Information for beginners
Whether you are a beginner interested in joining our club or you just started to train at CARISMA you should read carefully these lines. During the first few lessons the movements practiced and even the stances learnt might seem awkward. On top of that most people have a feeling of general of body stiffness after the first few lessons. This is absolutely normal and should not be considered as a deterrent to continue training. The warming up can be very demanding for a person not trained to do press ups, sit ups and the other exercises we usually practice.
Behaviour during classes
Each lesson has a beginning and an end, officially stated by the master (or the instructor running the class). Each person entering the class after its beginning or having to leave the class before the end should notify the master and wait for his approval. During classes students should:
- listen very carefully to each instruction received by the master or by the instructors
- maintain a behaviour that is quiet, and respectful toward the master, the instructors and the
other members of the club
- notify immediately the master or an instructor about any accident happened during a class
- never sit down or rest, unless autorised by the master
The process of learning a new technique means understanding from which position the movement should start, which parts of the body should be moved and in what position the movement should finish. When learning a technique the most important aspect is the co-ordination of movement and the correct shift of weight and/or changing of position. Other factors like focus (e.g. being able to hit something as, when and where desired), power and speed will come as result of the overall training.
At the beginning of every training session, before starting to practice any technique we always warm up. Our warming up includes various different sets of exercises and it usually runs for about 30-35 minutes. The purpose of warming up is to put the body in the best state to handle the rest of the training. The exercises done during warming up improve both power (the source of speed) and flexibility (in order to reduce resistance against movements). Many people, particularly beginners, need to pay serious attention to their legs’ flexibility in order to be capable of kicking at a certain height. Those who find this difficult are suggested to practice some of the stretching exercises on their own in order to get flexible more quickly and catch up with the rest of the class. The abdominal area is a very important part of the body. It’s the only protection for delicate organs like stomach and liver: there are no bones here like in the chest. Strengthening the abdominal area is also very important in order to kick high, hard and fast. Our warming up activity pays a great deal of attention to the abdominals.

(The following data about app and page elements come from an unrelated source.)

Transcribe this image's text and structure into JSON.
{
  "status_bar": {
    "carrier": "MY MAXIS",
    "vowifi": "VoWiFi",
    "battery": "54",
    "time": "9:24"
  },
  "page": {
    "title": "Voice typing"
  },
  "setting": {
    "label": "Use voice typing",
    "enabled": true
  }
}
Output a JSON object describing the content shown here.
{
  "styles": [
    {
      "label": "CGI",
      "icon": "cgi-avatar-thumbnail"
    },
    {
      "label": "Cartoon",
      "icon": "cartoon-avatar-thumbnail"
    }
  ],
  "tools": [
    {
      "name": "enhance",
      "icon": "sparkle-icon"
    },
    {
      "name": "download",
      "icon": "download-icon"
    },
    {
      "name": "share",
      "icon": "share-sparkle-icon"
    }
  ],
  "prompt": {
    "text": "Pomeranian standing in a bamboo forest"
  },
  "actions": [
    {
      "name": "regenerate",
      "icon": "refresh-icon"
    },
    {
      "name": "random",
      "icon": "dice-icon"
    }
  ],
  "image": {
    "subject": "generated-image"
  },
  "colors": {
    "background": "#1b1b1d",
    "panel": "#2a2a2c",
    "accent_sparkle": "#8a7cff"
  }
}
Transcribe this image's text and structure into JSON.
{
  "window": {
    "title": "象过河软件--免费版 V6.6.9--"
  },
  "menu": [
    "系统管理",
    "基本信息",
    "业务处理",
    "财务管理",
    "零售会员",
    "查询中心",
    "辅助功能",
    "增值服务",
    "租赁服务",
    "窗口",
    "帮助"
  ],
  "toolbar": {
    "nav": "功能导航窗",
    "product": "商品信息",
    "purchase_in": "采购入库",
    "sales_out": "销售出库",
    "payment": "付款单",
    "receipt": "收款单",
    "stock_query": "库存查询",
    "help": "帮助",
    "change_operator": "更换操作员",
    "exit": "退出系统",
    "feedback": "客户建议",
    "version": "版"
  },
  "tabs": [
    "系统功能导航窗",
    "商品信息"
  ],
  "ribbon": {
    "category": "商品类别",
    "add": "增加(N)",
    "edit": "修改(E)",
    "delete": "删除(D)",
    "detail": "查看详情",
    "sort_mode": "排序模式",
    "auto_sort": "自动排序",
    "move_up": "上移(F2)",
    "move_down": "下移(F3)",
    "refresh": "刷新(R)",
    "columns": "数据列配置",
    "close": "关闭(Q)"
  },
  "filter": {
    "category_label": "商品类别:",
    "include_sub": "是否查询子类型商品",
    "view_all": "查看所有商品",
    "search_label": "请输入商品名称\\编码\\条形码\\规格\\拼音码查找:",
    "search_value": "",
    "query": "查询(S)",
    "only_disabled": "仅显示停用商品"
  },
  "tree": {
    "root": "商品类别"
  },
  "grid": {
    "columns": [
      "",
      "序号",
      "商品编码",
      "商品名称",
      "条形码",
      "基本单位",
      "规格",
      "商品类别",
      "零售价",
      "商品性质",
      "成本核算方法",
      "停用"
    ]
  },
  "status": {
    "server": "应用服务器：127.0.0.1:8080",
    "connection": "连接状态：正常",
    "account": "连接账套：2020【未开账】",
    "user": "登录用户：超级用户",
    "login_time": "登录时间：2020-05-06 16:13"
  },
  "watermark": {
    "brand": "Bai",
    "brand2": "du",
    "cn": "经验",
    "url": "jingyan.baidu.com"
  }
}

Breathing is essential for life. Breathing correctly is essential for a good practice of martial arts and physical activities in general. When making a physical effort it’s essential to time the breathing to the rhythm of the exercise. The correct way for it is breathing in before an exercise and breathing out during completion. We teach to finish every punching and kicking technique while exhaling.
Breathing should be done with nose at all times. Breathing with the mouth comes in most cases more natural but is less healthy then breathing with nose. On top of that while practicing techniques and sparring is very dangerous to keep the mouth not perfectly shut. In case of a punch or a kick hitting the head while the mouth is open can cause teeth to chip, tongue damages or the jaw can easily dislocate with painful consequences. It’s very important to remember that while performing hard physical work (e.g. sparring) the body requires extra oxygen intake. While sparring is essential not showing the fact that you are running out of breath because a skilled fighter may at that point take advantage of it by increasing the rhythm and hitting the chest area.
Each student decides how often, how hard and what activities he/she wants
to train. The training session intensity varies from time to time according to the average skills and experience of the various people present at that particular session. Sessions can include basics (e.g. single techniques, kicks or punches on the spot or moving), extra curricula techniques (elbows and knees), combinations (e.g. multiple attacks combining any sequence of techniques, eventually followed by partner’ counter attack) or self-defence techniques adapted to real life situations. During training in pairs, students have to try first to achieve a good technical level in the technique execution. Once this first goal is achieved then other aspects of the exercise, such as speed, co-ordination and power should be pursued. This way of training will quickly bring unexpected results in terms of overall performance. The training partner should always pay a lot of attention to the way the his/her partner executes the various techniques. Any minor mistake should be quickly notified in order to adjust the execution on the fly. Major mistakes should be notified at the end of the series of exercises to avoid disturbing other students’ training. In these cases the instructor should be informed.